In order to get a discharge in bankruptcy, sufficient time must pass between the filing of two separate bankruptcy cases. So if a bankruptcy case is filed too soon, a discharge may not take place. While there is nothing to stop a debtor from filing bankruptcy too soon, it would be a waste of time and money to do so.
The time frames between discharge eligibility are as follows:
8 years between 7s. -727(a)(8)
2 years between 13s. -1328(f)(2)
4 years between an initial 7 and subsequent 13 -1328(f)(1)
6 years between an initial 13 and subsequent 7 (if under 70% plan) -727(a)(9)
A second filing might be beneficial in some circumstances, even if the debtor cannot get a discharge. This is generally true when a debtor first files a Chapter 7 and gets a discharge of all of his or her debts. Then the debtor files a Chapter 13 to repay a mortgage deficiency, pay back taxes or pay off a car. Even student loans can be paid in a Chapter 13.

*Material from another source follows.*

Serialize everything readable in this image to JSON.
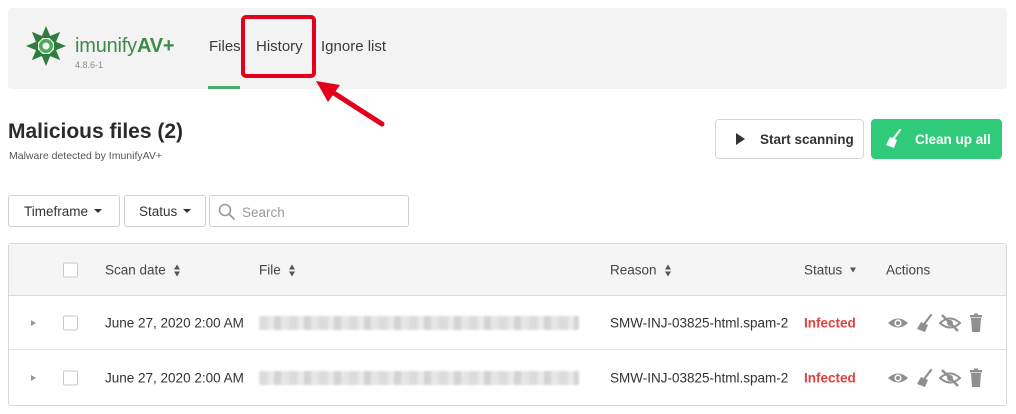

The key is if the debtor received a discharge in the first case, the debtor cannot receive a discharge in a subsequent case unless the time frames above are honored. If however, the prior case was dismissed; in most cases a subsequent filing can receive a discharge. If you are in Orange County, Los Angeles County or Riverside, please feel free to call for a consultation so that I can answer your questions.